In July 2022, the Broad Institute of MIT and Harvard launched the Biology of Trauma Initiative (BTI). Led by Karestan Koenen, an international leader in the field of trauma research, institute member at the Broad, and a professor of psychiatric epidemiology at the Harvard T.H. Chan School of Public Health, this new pilot aims to increase understanding of the biological impact of trauma, with the ultimate goal of improving the health and well-being of trauma survivors.

BTI is currently engaged in a four-year exploratory and foundation-building period primarily aimed at convening a wide community of multidisciplinary scientific leaders, initiating large-scale genetic analysis to lead new lines of biological inquiry, and building a plan for a long-term, transformative scientific effort. We are working closely with our partners at the Broad Institute, including Steve Hyman, director of the Stanley Center for Psychiatric Research.

BTI Roadmap

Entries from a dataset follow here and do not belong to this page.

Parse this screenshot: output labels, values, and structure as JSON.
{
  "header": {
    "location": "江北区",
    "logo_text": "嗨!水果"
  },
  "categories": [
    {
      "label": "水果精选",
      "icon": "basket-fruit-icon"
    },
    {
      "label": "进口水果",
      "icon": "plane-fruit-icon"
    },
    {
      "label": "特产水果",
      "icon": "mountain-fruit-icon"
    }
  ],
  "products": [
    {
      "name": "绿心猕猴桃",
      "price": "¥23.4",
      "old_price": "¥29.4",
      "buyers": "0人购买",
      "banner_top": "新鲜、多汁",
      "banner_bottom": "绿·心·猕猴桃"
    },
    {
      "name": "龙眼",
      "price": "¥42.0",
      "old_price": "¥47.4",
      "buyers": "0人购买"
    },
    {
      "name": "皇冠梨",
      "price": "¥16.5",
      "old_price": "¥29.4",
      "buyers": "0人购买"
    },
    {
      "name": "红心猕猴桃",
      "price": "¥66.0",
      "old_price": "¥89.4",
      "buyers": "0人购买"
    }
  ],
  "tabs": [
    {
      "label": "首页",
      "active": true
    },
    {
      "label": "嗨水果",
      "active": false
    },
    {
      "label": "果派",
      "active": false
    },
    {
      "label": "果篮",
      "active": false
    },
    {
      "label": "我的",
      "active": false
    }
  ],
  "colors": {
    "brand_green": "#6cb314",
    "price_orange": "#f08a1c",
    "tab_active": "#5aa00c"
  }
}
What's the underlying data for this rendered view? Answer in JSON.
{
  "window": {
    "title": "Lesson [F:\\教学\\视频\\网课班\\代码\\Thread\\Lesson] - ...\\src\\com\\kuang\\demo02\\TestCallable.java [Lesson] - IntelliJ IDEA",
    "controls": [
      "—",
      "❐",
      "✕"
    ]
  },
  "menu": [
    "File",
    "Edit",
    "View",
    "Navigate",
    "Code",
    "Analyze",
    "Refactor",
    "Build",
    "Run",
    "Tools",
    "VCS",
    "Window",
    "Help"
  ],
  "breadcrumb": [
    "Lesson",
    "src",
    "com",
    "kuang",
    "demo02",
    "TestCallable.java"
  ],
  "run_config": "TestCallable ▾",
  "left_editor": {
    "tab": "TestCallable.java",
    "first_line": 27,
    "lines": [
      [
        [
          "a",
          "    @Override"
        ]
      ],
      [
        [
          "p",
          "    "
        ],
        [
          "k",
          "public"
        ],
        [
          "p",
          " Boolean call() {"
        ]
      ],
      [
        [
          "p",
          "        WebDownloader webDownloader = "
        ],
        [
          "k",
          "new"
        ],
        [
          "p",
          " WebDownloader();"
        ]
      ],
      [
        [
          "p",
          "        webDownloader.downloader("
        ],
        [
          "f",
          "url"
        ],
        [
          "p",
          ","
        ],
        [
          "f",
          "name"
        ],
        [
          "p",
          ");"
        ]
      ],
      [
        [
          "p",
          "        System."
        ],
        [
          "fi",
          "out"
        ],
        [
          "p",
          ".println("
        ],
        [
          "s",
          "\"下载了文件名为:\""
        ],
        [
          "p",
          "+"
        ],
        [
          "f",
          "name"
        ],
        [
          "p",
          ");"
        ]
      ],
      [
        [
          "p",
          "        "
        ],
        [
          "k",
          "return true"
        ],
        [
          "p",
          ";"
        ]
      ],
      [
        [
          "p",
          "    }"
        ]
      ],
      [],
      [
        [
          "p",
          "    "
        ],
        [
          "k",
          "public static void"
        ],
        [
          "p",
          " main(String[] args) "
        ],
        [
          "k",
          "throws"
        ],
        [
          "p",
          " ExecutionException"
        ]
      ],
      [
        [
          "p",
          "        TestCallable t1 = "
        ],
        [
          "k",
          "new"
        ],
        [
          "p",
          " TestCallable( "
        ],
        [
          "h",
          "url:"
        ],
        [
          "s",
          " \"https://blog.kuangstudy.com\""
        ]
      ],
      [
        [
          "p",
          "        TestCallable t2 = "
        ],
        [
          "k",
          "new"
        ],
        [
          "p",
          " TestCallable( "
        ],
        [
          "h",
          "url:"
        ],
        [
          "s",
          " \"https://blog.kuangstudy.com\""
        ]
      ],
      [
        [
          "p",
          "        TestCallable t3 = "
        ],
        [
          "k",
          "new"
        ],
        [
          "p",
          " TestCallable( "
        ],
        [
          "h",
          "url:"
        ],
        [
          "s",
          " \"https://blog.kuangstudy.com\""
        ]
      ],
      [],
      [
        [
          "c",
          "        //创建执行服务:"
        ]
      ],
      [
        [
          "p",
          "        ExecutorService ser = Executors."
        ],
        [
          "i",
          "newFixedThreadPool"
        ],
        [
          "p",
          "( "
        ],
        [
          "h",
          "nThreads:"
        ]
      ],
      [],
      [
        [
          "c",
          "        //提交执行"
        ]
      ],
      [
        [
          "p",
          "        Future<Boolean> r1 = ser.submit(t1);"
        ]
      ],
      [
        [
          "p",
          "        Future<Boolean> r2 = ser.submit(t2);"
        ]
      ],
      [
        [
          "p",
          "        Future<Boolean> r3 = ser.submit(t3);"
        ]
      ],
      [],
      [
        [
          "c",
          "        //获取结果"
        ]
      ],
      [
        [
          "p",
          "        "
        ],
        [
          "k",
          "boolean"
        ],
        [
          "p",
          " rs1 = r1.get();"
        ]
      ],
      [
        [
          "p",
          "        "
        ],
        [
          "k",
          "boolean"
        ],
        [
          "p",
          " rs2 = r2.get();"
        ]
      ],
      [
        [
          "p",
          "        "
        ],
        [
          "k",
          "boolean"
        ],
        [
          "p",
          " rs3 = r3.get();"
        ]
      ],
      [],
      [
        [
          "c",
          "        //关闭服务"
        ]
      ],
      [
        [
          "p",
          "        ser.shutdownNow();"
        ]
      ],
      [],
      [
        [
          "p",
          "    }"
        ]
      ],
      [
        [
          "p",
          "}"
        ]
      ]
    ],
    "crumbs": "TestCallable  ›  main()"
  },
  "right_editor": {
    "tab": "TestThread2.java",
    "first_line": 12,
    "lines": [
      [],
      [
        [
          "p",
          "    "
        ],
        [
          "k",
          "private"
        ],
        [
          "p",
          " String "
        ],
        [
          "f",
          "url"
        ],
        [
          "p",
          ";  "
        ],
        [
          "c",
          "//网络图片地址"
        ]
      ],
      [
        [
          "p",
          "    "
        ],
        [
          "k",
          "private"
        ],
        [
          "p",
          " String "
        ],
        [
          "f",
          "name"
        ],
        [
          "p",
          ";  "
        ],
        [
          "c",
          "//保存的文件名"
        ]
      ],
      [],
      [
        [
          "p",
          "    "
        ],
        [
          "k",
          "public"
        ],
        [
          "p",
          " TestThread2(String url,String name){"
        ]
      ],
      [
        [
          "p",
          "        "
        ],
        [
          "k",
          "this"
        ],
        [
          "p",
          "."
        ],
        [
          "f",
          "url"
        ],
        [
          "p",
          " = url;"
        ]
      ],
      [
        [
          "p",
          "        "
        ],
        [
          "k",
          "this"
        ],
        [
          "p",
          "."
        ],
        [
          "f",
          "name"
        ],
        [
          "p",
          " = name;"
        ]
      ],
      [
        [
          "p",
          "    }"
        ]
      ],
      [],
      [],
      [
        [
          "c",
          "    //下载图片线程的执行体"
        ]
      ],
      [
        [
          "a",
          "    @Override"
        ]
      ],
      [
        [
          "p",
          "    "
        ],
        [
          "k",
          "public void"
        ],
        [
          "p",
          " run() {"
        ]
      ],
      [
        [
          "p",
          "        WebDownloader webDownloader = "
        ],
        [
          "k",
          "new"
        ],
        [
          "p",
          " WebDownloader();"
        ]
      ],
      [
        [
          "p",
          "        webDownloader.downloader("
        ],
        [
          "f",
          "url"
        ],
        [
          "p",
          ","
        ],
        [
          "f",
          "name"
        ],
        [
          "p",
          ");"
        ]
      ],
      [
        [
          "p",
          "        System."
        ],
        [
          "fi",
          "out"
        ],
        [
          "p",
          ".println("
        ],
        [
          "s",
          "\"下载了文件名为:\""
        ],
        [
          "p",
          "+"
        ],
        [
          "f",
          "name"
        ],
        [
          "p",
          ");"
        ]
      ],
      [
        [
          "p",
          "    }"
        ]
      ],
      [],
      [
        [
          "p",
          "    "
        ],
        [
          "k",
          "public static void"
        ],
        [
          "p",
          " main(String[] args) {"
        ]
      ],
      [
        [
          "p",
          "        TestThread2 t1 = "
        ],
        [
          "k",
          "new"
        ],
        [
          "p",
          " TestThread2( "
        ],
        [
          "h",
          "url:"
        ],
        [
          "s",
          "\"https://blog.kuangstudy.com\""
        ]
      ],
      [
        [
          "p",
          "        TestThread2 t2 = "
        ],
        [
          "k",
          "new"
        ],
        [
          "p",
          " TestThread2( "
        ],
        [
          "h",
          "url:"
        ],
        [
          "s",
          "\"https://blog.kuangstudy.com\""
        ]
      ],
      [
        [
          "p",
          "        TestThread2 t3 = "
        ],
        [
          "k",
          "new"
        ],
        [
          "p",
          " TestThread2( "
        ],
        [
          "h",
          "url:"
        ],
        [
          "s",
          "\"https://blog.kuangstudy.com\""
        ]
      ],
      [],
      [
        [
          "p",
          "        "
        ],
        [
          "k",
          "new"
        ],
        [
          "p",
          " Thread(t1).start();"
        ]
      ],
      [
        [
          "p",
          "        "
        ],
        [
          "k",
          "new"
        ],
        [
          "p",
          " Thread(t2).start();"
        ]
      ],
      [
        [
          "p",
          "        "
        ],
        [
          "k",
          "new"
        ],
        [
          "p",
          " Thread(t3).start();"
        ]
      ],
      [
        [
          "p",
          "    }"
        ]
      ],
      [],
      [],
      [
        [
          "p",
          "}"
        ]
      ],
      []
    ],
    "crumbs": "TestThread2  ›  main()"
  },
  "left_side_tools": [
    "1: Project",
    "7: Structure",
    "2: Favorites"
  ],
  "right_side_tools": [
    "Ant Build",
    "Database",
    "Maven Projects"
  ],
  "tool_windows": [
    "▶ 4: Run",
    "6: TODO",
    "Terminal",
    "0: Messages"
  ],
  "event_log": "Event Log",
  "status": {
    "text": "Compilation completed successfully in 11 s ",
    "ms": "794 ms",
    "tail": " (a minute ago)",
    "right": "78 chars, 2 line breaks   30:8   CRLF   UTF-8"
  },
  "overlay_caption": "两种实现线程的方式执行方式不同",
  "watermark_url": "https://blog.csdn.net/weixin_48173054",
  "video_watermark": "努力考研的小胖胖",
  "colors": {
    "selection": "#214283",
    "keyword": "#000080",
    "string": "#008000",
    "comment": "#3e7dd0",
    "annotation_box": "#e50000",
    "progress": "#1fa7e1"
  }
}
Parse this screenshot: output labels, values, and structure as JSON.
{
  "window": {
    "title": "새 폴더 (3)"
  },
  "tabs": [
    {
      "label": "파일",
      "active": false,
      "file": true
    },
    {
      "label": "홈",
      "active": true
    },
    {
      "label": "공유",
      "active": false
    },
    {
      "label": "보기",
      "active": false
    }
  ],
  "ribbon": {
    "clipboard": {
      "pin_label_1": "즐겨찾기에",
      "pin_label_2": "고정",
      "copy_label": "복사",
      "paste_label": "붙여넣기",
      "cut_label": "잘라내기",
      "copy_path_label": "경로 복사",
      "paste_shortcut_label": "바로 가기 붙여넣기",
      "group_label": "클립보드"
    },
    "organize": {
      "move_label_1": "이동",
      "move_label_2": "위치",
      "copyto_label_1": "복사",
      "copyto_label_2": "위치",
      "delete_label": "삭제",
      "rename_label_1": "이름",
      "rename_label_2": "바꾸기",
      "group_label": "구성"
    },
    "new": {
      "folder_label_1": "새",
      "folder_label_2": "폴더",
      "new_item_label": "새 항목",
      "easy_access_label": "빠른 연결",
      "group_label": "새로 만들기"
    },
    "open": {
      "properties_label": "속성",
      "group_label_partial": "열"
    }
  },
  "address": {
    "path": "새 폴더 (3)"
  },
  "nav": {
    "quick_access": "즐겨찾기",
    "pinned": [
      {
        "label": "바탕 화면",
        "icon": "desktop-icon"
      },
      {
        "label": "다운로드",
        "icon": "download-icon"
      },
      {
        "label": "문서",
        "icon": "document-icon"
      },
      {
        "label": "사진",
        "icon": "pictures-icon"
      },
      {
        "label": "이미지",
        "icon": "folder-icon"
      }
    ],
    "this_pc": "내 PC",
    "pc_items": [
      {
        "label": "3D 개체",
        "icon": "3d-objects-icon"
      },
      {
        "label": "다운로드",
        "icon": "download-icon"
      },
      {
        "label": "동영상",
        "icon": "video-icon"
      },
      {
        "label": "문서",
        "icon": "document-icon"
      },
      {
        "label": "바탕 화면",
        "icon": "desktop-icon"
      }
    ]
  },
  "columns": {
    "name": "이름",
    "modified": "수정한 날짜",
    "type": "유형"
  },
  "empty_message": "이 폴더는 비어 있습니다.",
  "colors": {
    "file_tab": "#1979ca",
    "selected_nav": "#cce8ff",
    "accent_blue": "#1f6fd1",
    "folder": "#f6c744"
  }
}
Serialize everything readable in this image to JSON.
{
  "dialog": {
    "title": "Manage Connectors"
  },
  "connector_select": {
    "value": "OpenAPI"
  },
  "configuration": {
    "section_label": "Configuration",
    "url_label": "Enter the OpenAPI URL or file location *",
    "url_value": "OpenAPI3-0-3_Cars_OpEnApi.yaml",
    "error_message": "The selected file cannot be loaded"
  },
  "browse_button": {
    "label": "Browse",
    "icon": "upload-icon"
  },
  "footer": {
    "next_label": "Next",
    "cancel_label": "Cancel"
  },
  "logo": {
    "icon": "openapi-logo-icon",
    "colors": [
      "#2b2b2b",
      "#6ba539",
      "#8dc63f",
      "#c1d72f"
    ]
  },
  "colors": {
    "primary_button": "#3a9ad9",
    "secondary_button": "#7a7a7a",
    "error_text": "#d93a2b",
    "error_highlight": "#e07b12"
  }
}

Our guiding principle is that understanding more about the biological mechanisms of trauma “getting under the skin” will enable us to create better and more targeted interventions for individuals seeking treatment for psychological and physiological illnesses triggered by traumatic experiences. Through our work, we seek to find: (1) biological markers of trauma in cells and organ systems that reveal how trauma is encoded in the body, pointing to potential targets for future therapeutic development; (2) diagnostic biomarkers that provide evidence of trauma in the body and which change after treatment/interventions; (3) biomarkers that allow stratification of patients into different treatment groups based on the biological changes that have occurred, independent of the type or duration of the traumatic exposure; (4) predictive biomarkers that indicate the likelihood of future risk to health, allowing early intervention to prevent onset of further health conditions.

We also hope that our work can be harnessed by our partners at the ACE Resource Network and elsewhere in the larger “trauma ecosystem” so that together we can raise awareness of the biological impacts of trauma, build capacity in the field, and effect positive change for patients and communities.